After spending a few minutes relaxing, soaking in the views and playing on the swings (well, one of us played on the swings) we noticed something important (and awesome) – you can climb the Morelos Monument! That’s right, this huge statue was also a museum. As cool as it was on the outside, the inside really made the trip. The entire interior is covered with murals depicting scenes from the Mexican revolution and even if you’re not a history nerd they’re definitely worth seeing.

Of course there is one catch, you have to climb to see them.

Morelos Monument
Looking up the interior of the monument, not what I expected from the outside!

I may be a fan of boats, lakes, history and many other things but one thing I’m not a fan of? Heights. Nope. No sir, I don’t like ’em.

Morelos Murals Janitzio
We’re going up how far up? And no, no I’m not getting any closer to that edge.

Given the fact that my legs and hands were almost as shaky as my Spanish (from the climb, certainly not fear) I didn’t spend a lot of time reading each mural but they were very detailed and very cool.
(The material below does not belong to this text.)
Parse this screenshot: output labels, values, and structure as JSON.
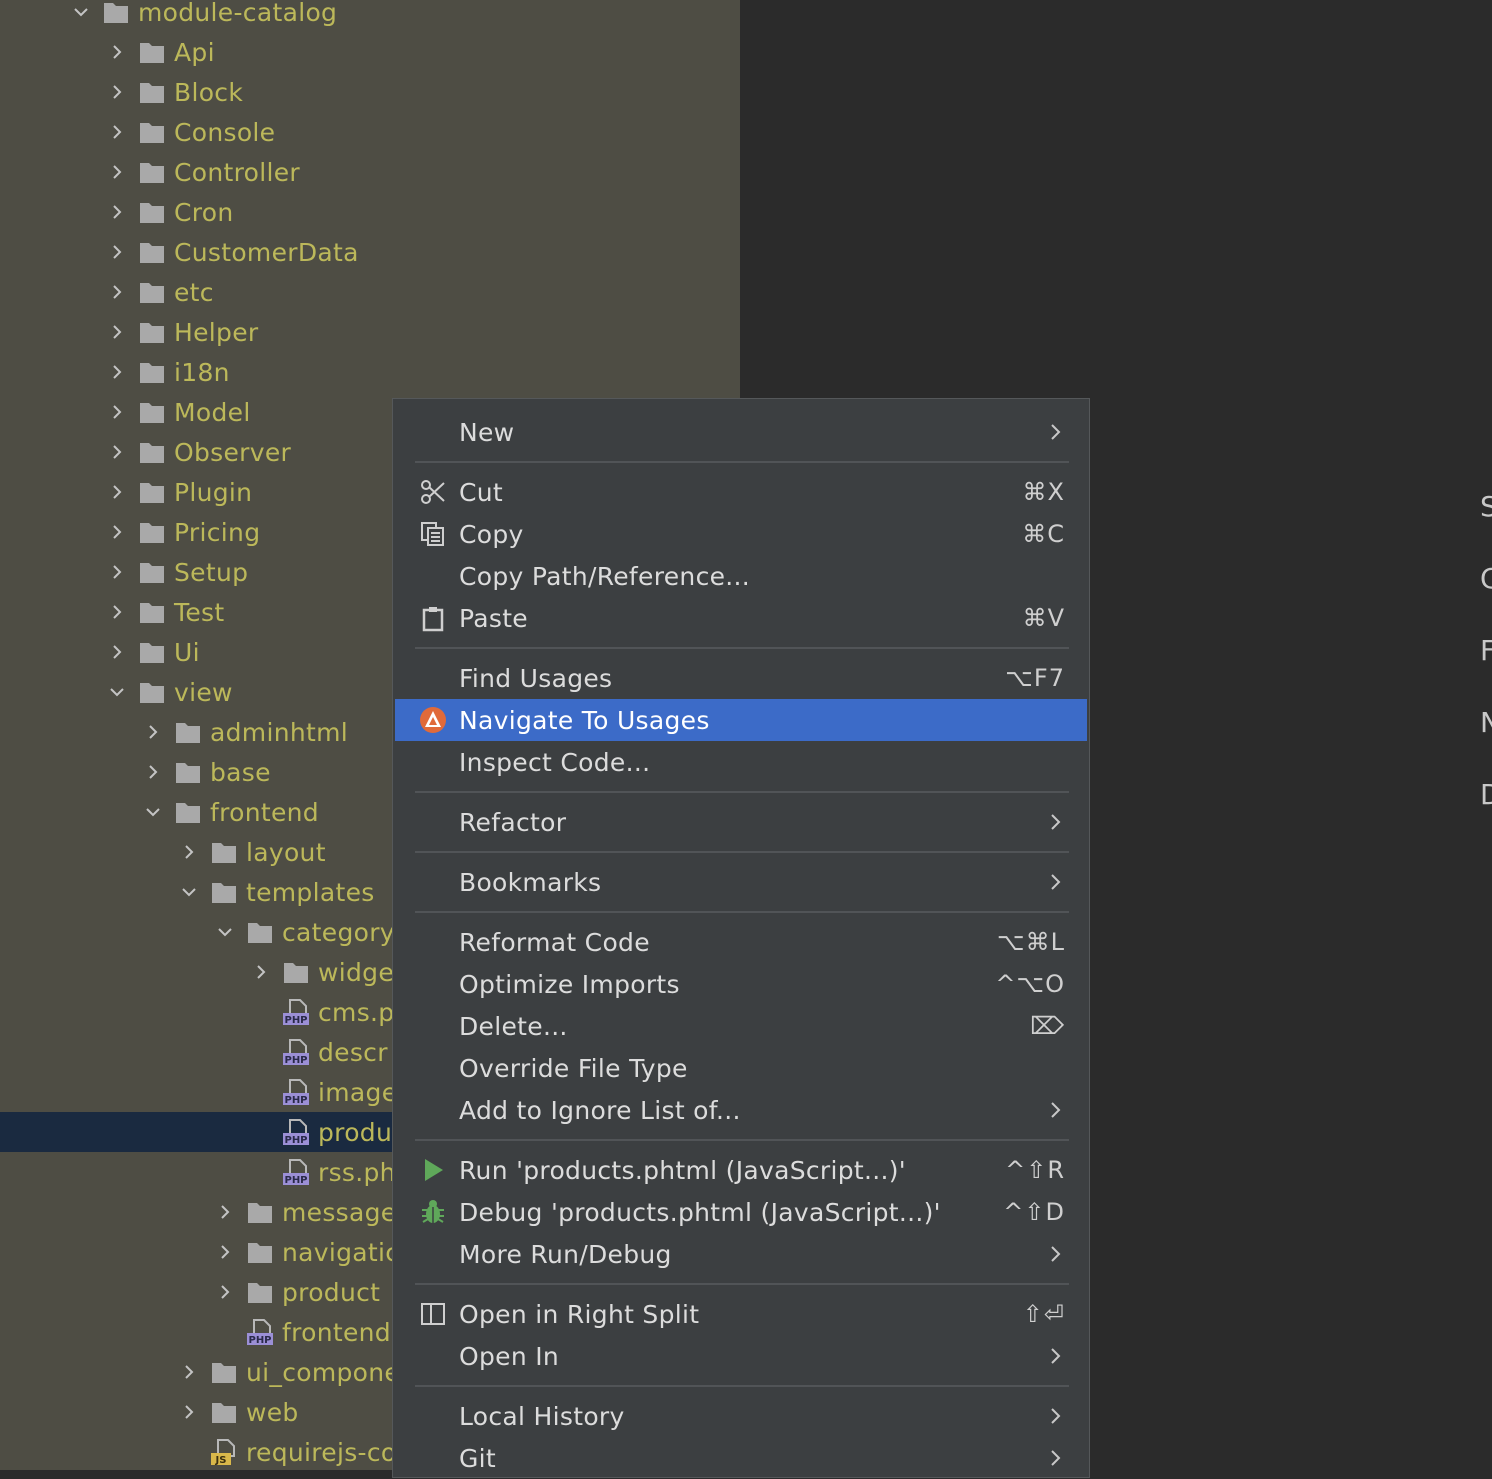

Upon reaching the “top” we realized we weren’t done yet, we had what appeared to be a spiral staircase to an abandoned lighthouse above us. A lighthouse? I don’t remember any lighthouses around here. Oh well, we’ve come this far so why not? And up we went.

Morelos Janitzio Stairs
These guys aren’t as easy as they look but at least there was a railing. Oh, wait…

Turns out there wasn’t a lighthouse after all, we were in Morelos’ upraised rock fist surrounded by glass panels. That certainly made a lot more sense than a lighthouse, but it didn’t make it any less freaky, so after a quick look around I descended (very, very quickly) back to the realm of sanity.

If you’re a fan of boats, lakes, history, cool old towns and/or heights then a trip Janitzio Island is definitely something you should add to your bucket list. I know we’ll be back but if I have my way we’ll skip the fist and just make sure to be here for the party.